Ephraim is one of Shevy’s eight kids. The others are all doing what they should be doing at their respective stages of life. But Ephraim has always had academic and social challenges. Shevy assumed he was just a late bloomer and that he’d eventually come around.
When he wasn’t showing signs of doing that, she had him assessed. The diagnosis was ADHD, and the prescription was a pill to help with concentration. Shevy expected that little pill to do some heavy lifting: improve his grades, improve his attitude, improve his motivation, improve his social skills, and generally turn him around. It did help a little with concentration, but Ephraim continued to be Ephraim.
That’s not so surprising. Some kids with ADHD just need to be able to focus a bit better, but 80 percent of those with that diagnosis have “cousin conditions,” such as depression, social anxiety, generalized anxiety disorder, oppositional defiant disorder, disruptive mood dysregulation disorder, learning disabilities, language processing disorder, sensory processing disorder, and others.
Sometimes, there isn’t even a specific diagnosis, but a person’s functioning is disturbed. For example, some are reluctant to brush their teeth, take regular showers, and put on clean clothing, although there isn’t a specific diagnosis that causes these challenges.
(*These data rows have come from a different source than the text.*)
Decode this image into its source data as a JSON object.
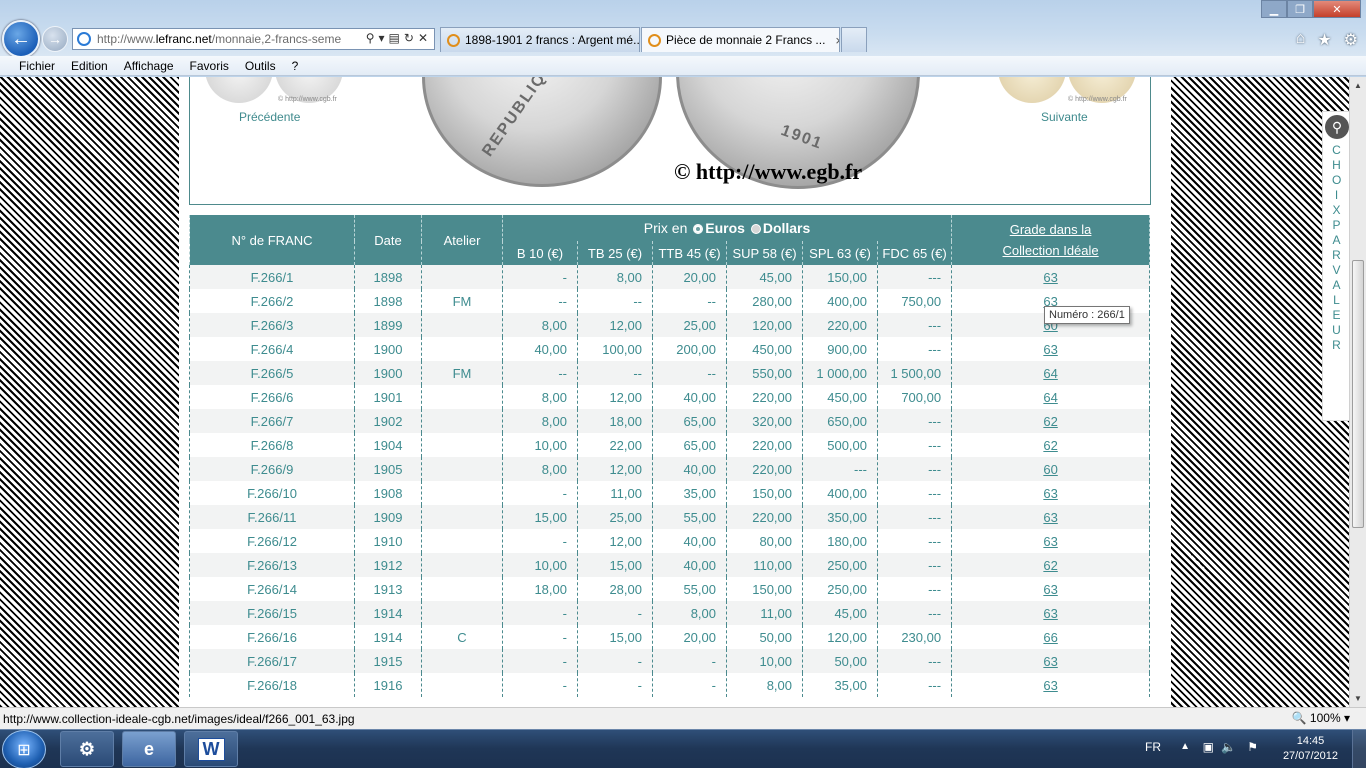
{
  "browser": {
    "address_url_prefix": "http://www.",
    "address_url_domain": "lefranc.net",
    "address_url_rest": "/monnaie,2-francs-seme",
    "tabs": [
      {
        "label": "1898-1901 2 francs : Argent mé...",
        "active": false
      },
      {
        "label": "Pièce de monnaie 2 Francs ...",
        "active": true
      }
    ],
    "tab_close": "×",
    "menu": [
      "Fichier",
      "Edition",
      "Affichage",
      "Favoris",
      "Outils",
      "?"
    ],
    "status_url": "http://www.collection-ideale-cgb.net/images/ideal/f266_001_63.jpg",
    "zoom": "100%"
  },
  "page": {
    "prev_label": "Précédente",
    "next_label": "Suivante",
    "thumb_credit": "© http://www.cgb.fr",
    "coin_copyright": "© http://www.egb.fr",
    "coin_obverse_text": "REPUBLIQUE",
    "coin_reverse_text": "1901",
    "sidebar_choix": "CHOIX PAR VALEUR",
    "tooltip": "Numéro : 266/1"
  },
  "table": {
    "col_number": "N° de FRANC",
    "col_date": "Date",
    "col_atelier": "Atelier",
    "prix_en": "Prix en",
    "currency_euros": "Euros",
    "currency_dollars": "Dollars",
    "grades": [
      "B 10 (€)",
      "TB 25 (€)",
      "TTB 45 (€)",
      "SUP 58 (€)",
      "SPL 63 (€)",
      "FDC 65 (€)"
    ],
    "col_grade_line1": "Grade dans la",
    "col_grade_line2": "Collection Idéale",
    "rows": [
      {
        "num": "F.266/1",
        "date": "1898",
        "atelier": "",
        "b": "-",
        "tb": "8,00",
        "ttb": "20,00",
        "sup": "45,00",
        "spl": "150,00",
        "fdc": "---",
        "grade": "63"
      },
      {
        "num": "F.266/2",
        "date": "1898",
        "atelier": "FM",
        "b": "--",
        "tb": "--",
        "ttb": "--",
        "sup": "280,00",
        "spl": "400,00",
        "fdc": "750,00",
        "grade": "63"
      },
      {
        "num": "F.266/3",
        "date": "1899",
        "atelier": "",
        "b": "8,00",
        "tb": "12,00",
        "ttb": "25,00",
        "sup": "120,00",
        "spl": "220,00",
        "fdc": "---",
        "grade": "60"
      },
      {
        "num": "F.266/4",
        "date": "1900",
        "atelier": "",
        "b": "40,00",
        "tb": "100,00",
        "ttb": "200,00",
        "sup": "450,00",
        "spl": "900,00",
        "fdc": "---",
        "grade": "63"
      },
      {
        "num": "F.266/5",
        "date": "1900",
        "atelier": "FM",
        "b": "--",
        "tb": "--",
        "ttb": "--",
        "sup": "550,00",
        "spl": "1 000,00",
        "fdc": "1 500,00",
        "grade": "64"
      },
      {
        "num": "F.266/6",
        "date": "1901",
        "atelier": "",
        "b": "8,00",
        "tb": "12,00",
        "ttb": "40,00",
        "sup": "220,00",
        "spl": "450,00",
        "fdc": "700,00",
        "grade": "64"
      },
      {
        "num": "F.266/7",
        "date": "1902",
        "atelier": "",
        "b": "8,00",
        "tb": "18,00",
        "ttb": "65,00",
        "sup": "320,00",
        "spl": "650,00",
        "fdc": "---",
        "grade": "62"
      },
      {
        "num": "F.266/8",
        "date": "1904",
        "atelier": "",
        "b": "10,00",
        "tb": "22,00",
        "ttb": "65,00",
        "sup": "220,00",
        "spl": "500,00",
        "fdc": "---",
        "grade": "62"
      },
      {
        "num": "F.266/9",
        "date": "1905",
        "atelier": "",
        "b": "8,00",
        "tb": "12,00",
        "ttb": "40,00",
        "sup": "220,00",
        "spl": "---",
        "fdc": "---",
        "grade": "60"
      },
      {
        "num": "F.266/10",
        "date": "1908",
        "atelier": "",
        "b": "-",
        "tb": "11,00",
        "ttb": "35,00",
        "sup": "150,00",
        "spl": "400,00",
        "fdc": "---",
        "grade": "63"
      },
      {
        "num": "F.266/11",
        "date": "1909",
        "atelier": "",
        "b": "15,00",
        "tb": "25,00",
        "ttb": "55,00",
        "sup": "220,00",
        "spl": "350,00",
        "fdc": "---",
        "grade": "63"
      },
      {
        "num": "F.266/12",
        "date": "1910",
        "atelier": "",
        "b": "-",
        "tb": "12,00",
        "ttb": "40,00",
        "sup": "80,00",
        "spl": "180,00",
        "fdc": "---",
        "grade": "63"
      },
      {
        "num": "F.266/13",
        "date": "1912",
        "atelier": "",
        "b": "10,00",
        "tb": "15,00",
        "ttb": "40,00",
        "sup": "110,00",
        "spl": "250,00",
        "fdc": "---",
        "grade": "62"
      },
      {
        "num": "F.266/14",
        "date": "1913",
        "atelier": "",
        "b": "18,00",
        "tb": "28,00",
        "ttb": "55,00",
        "sup": "150,00",
        "spl": "250,00",
        "fdc": "---",
        "grade": "63"
      },
      {
        "num": "F.266/15",
        "date": "1914",
        "atelier": "",
        "b": "-",
        "tb": "-",
        "ttb": "8,00",
        "sup": "11,00",
        "spl": "45,00",
        "fdc": "---",
        "grade": "63"
      },
      {
        "num": "F.266/16",
        "date": "1914",
        "atelier": "C",
        "b": "-",
        "tb": "15,00",
        "ttb": "20,00",
        "sup": "50,00",
        "spl": "120,00",
        "fdc": "230,00",
        "grade": "66"
      },
      {
        "num": "F.266/17",
        "date": "1915",
        "atelier": "",
        "b": "-",
        "tb": "-",
        "ttb": "-",
        "sup": "10,00",
        "spl": "50,00",
        "fdc": "---",
        "grade": "63"
      },
      {
        "num": "F.266/18",
        "date": "1916",
        "atelier": "",
        "b": "-",
        "tb": "-",
        "ttb": "-",
        "sup": "8,00",
        "spl": "35,00",
        "fdc": "---",
        "grade": "63"
      }
    ]
  },
  "taskbar": {
    "language": "FR",
    "time": "14:45",
    "date": "27/07/2012"
  },
  "colors": {
    "table_header": "#4b8a8e",
    "text_teal": "#3e8c8f"
  }
}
Moreover, the symptoms of ADHD itself can make life challenging. Coping mechanisms can include addictive behaviors, procrastination, lying, and avoidance — each of which cause their own problems.
Healthy but Different
While some kids are born with inborn disorders that make their lives difficult and/or dysfunctional, others without official diagnoses can also be “different” in a challenging way.
“Miri has always been difficult. She’s been a good student and always managed to have friends, but she treats us as if we’ve been abusive to her. The only ‘abuse’ we’ve ever committed is not buying her every single thing she’s ever asked for — and she’s been very demanding!
“She locks herself in her room and doesn’t even join us for meals. She’s snarky to us and even rude to our guests — including her own grandparents. She really makes us look like horrible parents. If I didn’t have other loving and well-adjusted kids, I’d consider myself a huge failure as a mother!”
Human beings are complex. Parents can use good parenting tools so as not to accidentally harm their kids, but no tools are guaranteed to prevent behavioral, emotional, or mental health problems from developing.
Kids have genes and free will that ensure they are always out of reach of their parents’ ultimate control. We can’t force our kids to be healthy, happy, pleasant, or well-behaved. We can’t ensure that our children function well and succeed in their endeavors. Children are out of our control. Therefore, many, many parents are dealing with children who, in one way or another, aren’t meeting their parents’ expectations.
Accepting the Loss
When loving parents are dealing with a disappointing child, they need to help themselves. They must avoid self-blame, and they must also avoid blaming the child. Genes affect personality with or without mental health disorders; the child’s “difference” has been designed by Hashem. Parents need to develop compassion for their child’s struggle because these children are also doing their best to achieve happiness, love, and success, just like everyone else.
Children are not struggling in order to hurt their parents. They are simply being themselves, going along their own journey.
Parents are often embarrassed by their less regular child, as if the child reflects badly on them. Parents would do better to recognize the special needs of these essentially special-needs kids. Although these children appear normal or haven’t received serious diagnoses, their difficulties tell the true story. Children with learning disabilities aren’t faulted for their low achievement. Likewise, children who aren’t achieving academically can be considered to have academic disabilities even though they lack the LD diagnosis.
In other words, seeing challenging children as children with a hidden challenge can help parents maintain a more accurate — and more loving — perspective that will help both them and their child!
(Originally featured in Family First, Issue 749)
Oops! We could not locate your form.